by Feynman Group
Posted on 2014-04-29 20:50:04
On the heels of ending service updates to Windows XP users on April 8th, warning of a security flaw within Internet Explorer could allow hackers to gain full user permissions over your computer. Although Microsoft states they are doing all they can to solve the issue, according to Symantec Corp., an internet security firm, researcher Christian Tripputi claims, “XP users are not safe anymore, and this is the first vulnerability that will be not patched for their system.” In other words, any user still with XP will be out of luck when it comes to security corrections from the big tech company, and are advised to stay away from Internet Explorer.
On the Brightside, there is still hope. Although post-XP users can expect a direct update from Microsoft within the next few weeks, in order to help mitigate corruption, there are still roundabout methods to avoid harm that can apply to everyone. The most prevalent method involves switching browsers. Both Firefox and Chrome are wonderful alternatives that still support Windows XP users. However, if using Internet Explorer is still a necessity, Microsoft is providing some more advanced methods to help mitigate damage, which can be found here. For additional resources and advice, it is highly advised to jump on over to Symantec.

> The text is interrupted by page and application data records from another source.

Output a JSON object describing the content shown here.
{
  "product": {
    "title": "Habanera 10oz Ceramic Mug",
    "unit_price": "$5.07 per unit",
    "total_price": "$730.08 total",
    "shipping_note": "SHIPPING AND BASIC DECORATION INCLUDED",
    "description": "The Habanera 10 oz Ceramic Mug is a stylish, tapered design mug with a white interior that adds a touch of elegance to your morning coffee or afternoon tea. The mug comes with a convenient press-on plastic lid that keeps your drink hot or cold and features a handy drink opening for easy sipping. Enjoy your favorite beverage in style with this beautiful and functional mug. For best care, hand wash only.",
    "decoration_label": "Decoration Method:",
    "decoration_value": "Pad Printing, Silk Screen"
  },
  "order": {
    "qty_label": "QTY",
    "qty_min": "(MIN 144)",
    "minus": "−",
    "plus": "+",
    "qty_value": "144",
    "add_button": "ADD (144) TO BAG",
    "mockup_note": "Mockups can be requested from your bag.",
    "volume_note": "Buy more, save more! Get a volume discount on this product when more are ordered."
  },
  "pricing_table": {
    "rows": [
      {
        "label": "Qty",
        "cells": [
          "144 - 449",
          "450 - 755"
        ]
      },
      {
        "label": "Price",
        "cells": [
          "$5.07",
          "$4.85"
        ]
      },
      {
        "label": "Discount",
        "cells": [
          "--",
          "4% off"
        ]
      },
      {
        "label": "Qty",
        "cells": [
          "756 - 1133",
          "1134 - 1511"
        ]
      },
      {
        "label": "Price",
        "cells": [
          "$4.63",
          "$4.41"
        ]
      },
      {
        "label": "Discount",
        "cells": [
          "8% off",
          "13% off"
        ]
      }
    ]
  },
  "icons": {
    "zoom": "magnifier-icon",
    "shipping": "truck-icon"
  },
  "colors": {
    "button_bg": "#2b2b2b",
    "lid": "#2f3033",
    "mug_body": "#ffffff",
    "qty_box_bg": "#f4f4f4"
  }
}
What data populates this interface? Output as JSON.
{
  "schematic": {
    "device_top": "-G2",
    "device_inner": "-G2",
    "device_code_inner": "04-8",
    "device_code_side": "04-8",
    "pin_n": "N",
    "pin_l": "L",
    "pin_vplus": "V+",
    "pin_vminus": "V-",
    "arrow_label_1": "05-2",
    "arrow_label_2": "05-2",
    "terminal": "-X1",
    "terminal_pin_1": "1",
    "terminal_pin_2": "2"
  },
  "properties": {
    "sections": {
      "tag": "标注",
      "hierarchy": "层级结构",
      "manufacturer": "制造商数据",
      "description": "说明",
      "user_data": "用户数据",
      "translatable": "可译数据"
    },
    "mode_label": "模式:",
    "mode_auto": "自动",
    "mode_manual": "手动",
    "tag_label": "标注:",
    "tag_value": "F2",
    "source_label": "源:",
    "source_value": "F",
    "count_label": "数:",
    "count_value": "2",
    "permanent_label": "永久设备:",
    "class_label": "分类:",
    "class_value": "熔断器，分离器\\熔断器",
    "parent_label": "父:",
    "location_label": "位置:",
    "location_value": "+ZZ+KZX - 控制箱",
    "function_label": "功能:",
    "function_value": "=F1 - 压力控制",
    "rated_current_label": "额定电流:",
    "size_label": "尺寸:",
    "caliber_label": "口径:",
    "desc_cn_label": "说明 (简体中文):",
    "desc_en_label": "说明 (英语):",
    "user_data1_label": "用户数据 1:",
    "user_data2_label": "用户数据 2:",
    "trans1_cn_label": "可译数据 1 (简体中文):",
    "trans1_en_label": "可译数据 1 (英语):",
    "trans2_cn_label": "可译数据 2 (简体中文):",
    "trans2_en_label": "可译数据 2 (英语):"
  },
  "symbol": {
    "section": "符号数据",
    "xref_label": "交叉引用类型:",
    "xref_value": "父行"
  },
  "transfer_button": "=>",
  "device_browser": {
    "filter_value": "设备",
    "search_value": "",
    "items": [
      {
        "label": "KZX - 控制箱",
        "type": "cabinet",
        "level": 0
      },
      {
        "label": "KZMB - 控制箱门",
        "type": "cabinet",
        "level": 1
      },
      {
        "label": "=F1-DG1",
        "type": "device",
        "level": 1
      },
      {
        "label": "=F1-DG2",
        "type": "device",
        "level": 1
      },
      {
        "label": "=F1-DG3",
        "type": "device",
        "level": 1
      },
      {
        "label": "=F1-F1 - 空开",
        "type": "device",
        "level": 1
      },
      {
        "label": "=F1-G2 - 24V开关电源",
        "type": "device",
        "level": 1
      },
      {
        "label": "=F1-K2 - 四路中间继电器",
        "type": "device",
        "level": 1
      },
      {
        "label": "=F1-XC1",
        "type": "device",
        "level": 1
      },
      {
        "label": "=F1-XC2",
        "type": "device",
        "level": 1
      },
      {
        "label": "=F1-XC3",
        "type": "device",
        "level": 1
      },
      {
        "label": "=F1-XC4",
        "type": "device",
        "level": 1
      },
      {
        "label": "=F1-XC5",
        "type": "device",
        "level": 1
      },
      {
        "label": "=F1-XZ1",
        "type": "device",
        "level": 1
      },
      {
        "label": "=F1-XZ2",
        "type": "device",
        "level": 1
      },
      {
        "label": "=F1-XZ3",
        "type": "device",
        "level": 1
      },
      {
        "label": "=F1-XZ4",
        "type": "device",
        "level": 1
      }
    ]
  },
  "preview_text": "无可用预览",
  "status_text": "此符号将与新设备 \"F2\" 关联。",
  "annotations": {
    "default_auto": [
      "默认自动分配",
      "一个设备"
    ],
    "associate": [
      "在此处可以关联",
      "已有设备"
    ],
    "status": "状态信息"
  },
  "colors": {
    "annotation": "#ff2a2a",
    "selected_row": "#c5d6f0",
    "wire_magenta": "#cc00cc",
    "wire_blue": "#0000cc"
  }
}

by Feynman Group
Posted on 2014-04-11 18:07:49
Heartbleed is a bug in OpenSSL, a technology used by Internet services to encrypt and keep user data secure. OpenSSL is an open source implementation of the Secure Sockets Layer (SSL) and Transport Layer Security (TLS) protocols. Modern Web security relies heavily on these two protocols. The “Heartbleed” bug was first reported on Monday April 7th. It allows anyone with Internet access to read small pieces of memory from the systems using OpenSSL. Using this vulnerability, the attacker can get 64KB of memory from the server. This can be repeated many times, and with each try, the attacker can get a random 64KB piece of memory from the server. What this means is that the attacker can obtain virtually anything that’s in the server’s memory, including usernames, passwords, and SSL private keys. This is a major security risk.
Leaked private keys allow the attacker to decrypt any past and future traffic to the protected services, and impersonate the service at will. Any protection given by the encryption and the signatures in the certificates can be bypassed. Recovery from this leak requires patching the vulnerability, revocation of the compromised keys and reissuing and redistributing new keys. Even after going through these processes, the bug will leave any traffic intercepted by the attacker in the past still vulnerable to decryption.
This vulnerable code was introduced in OpenSSL in version 1.0.1 which was released in March 2012, which means that potentially some attackers have been eavesdropping SSL encrypted communications ever since. OpenSSL is used by some of the most popular server software such as Apache and nginx whose combined market share is over 66 percent, which makes this potentially a global problem.
It is impossible to know if you were ever a victim of this attack because it does not leave traces. The logs on the server will not show any malicious activity. You can however test and see if a site is vulnerable to this bug using one of these tools:
The bug mainly creates problems on Web and email servers, where system administrators should update to a version OpenSSL 1.0.1g or newer. PCs, Macs and mobile devices are not directly affected and antivirus software cannot help with Heartbleed.
There are a few things that every Internet user should do. Consider changing your passwords on your Yahoo, Flickr, and Tumblr accounts as security researchers were able to get usernames and passwords out of Yahoo’s servers using this bug right after it become public. Also, consider changing your Google, Facebook and Dropbox accounts as they also confirmed that those were vulnerable to this bug. There isn’t any news about people getting their accounts within these services hacked, but since this attack leaves no traces, there is a chance some of them were compromised.
On the bright side, most servers that run Microsoft software weren’t affected by Heartbleed, as well as plenty of other sites, including Apple, Amazon, eBay, PayPal and most major banks.
By: Mite Tashev